▸ **Your assignment**:
From the records below, state how many lines include the word "title", giving only that number.

▸ **Records for this task**:
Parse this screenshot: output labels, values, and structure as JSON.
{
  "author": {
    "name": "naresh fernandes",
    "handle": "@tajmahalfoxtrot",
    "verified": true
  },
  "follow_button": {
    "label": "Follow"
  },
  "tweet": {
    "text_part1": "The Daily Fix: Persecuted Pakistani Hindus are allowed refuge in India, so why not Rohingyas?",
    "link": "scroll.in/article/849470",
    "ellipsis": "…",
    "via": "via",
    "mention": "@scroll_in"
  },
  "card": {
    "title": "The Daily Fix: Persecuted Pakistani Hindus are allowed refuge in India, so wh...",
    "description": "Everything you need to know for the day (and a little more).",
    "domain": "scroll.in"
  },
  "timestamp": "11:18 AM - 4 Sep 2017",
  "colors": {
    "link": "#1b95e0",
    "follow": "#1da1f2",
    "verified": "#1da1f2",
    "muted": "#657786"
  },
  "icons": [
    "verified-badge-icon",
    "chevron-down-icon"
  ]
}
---
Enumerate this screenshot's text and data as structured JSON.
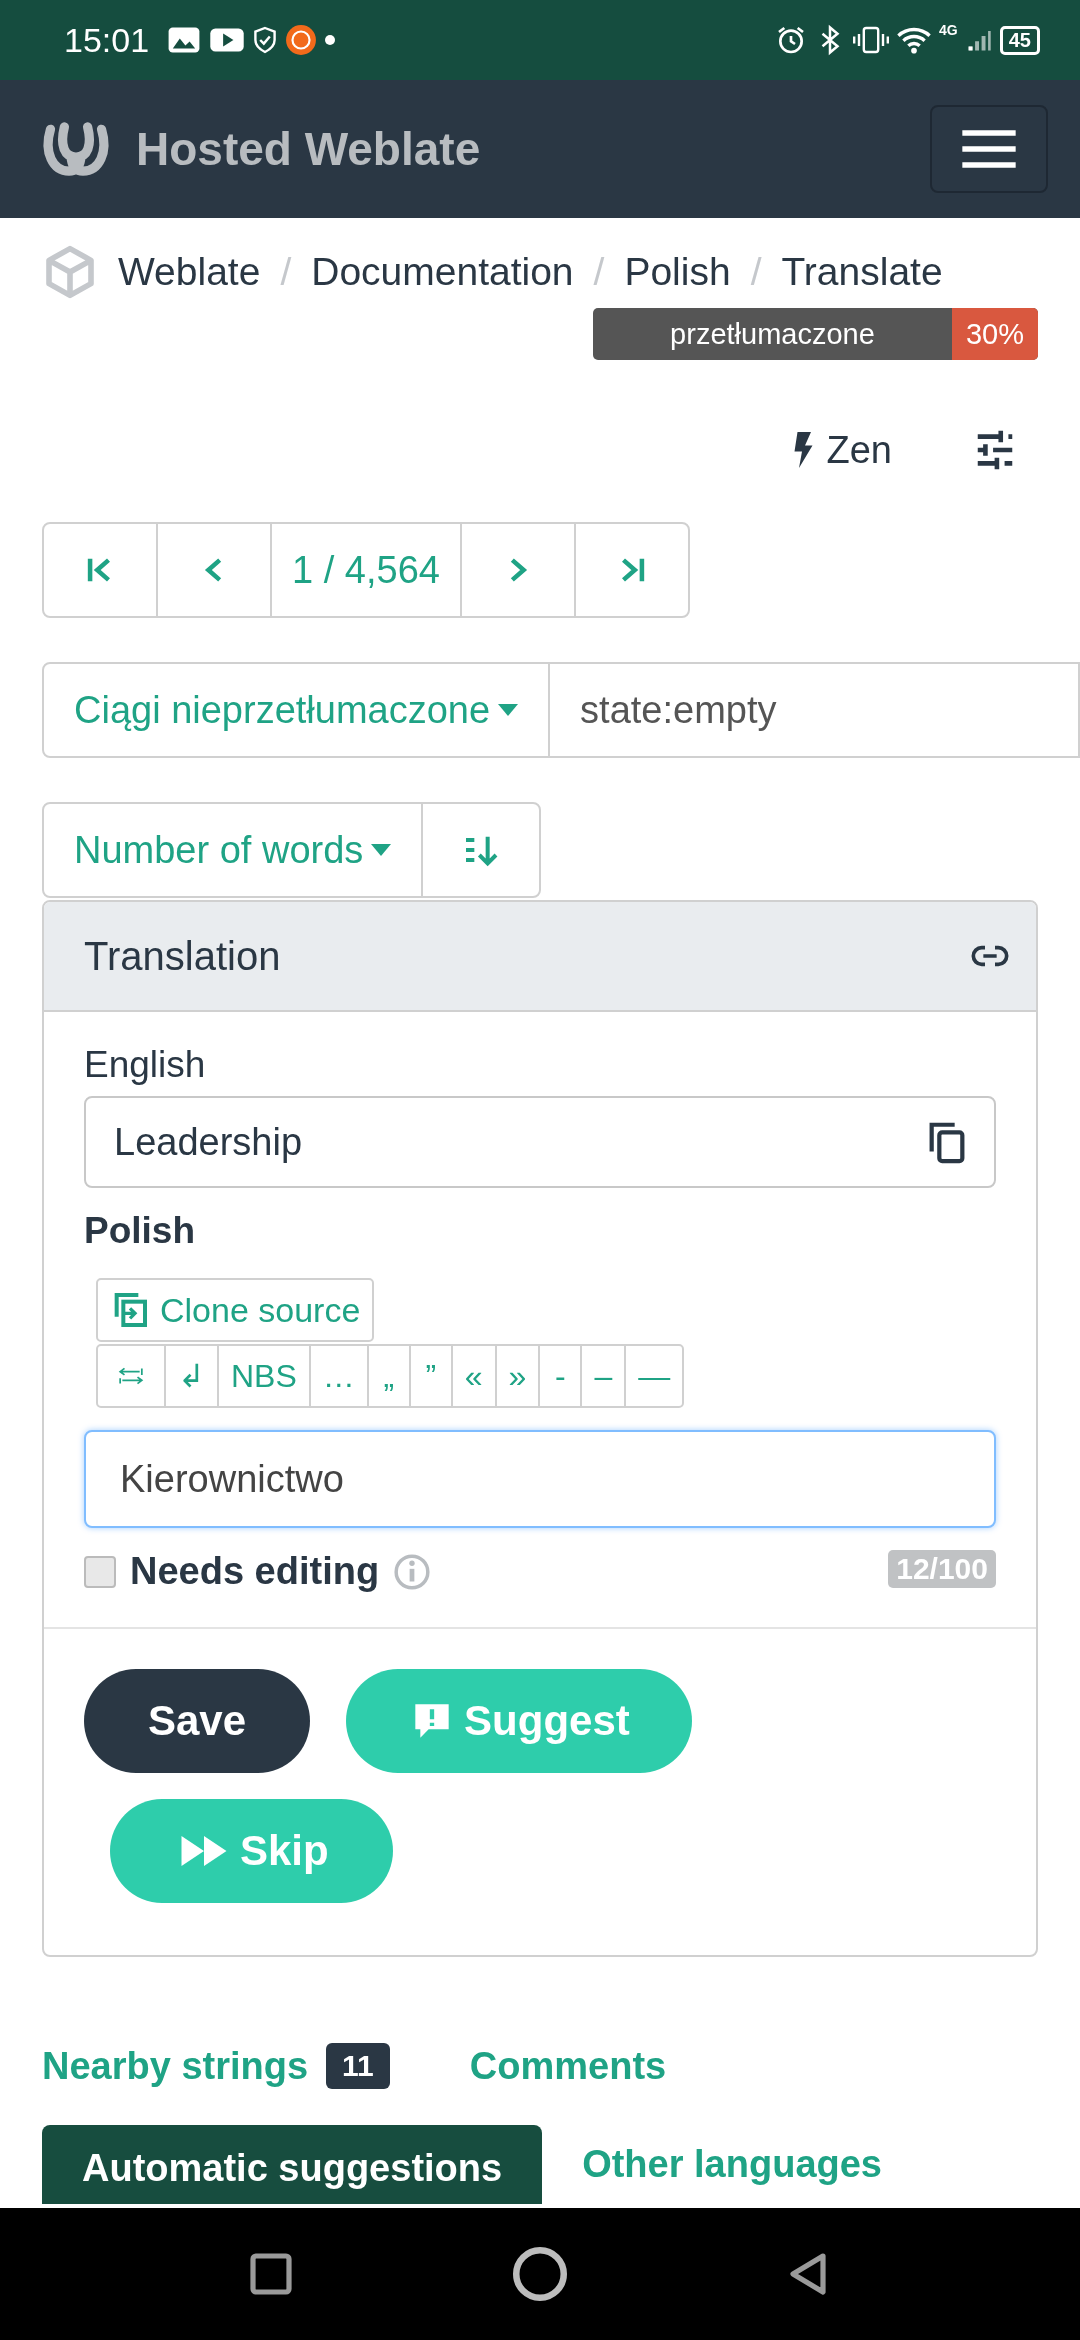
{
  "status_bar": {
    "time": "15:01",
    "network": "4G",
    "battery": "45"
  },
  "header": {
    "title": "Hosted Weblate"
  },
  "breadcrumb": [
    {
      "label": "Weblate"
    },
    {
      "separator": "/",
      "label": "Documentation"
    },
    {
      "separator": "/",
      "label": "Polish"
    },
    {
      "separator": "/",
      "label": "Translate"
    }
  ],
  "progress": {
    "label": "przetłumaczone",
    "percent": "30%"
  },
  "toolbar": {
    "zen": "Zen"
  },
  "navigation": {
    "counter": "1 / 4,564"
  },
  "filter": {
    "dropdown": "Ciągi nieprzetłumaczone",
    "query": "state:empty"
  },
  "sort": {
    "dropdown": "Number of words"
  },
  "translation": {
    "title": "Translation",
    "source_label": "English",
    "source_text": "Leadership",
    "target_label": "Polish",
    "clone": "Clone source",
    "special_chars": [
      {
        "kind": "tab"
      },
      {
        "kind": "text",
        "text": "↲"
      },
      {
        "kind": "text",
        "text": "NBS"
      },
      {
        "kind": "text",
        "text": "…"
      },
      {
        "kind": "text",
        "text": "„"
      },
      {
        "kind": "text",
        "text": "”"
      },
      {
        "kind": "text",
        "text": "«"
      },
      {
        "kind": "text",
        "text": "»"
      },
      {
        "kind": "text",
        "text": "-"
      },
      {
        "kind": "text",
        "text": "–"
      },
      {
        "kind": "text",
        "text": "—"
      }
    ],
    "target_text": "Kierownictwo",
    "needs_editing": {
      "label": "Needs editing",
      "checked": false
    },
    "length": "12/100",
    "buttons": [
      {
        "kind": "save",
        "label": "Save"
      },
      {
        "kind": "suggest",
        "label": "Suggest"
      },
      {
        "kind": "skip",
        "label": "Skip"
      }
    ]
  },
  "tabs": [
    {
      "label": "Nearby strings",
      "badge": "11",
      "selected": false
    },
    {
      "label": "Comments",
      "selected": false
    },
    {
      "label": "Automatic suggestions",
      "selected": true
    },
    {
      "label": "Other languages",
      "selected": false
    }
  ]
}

▸ **Result for this task**:
3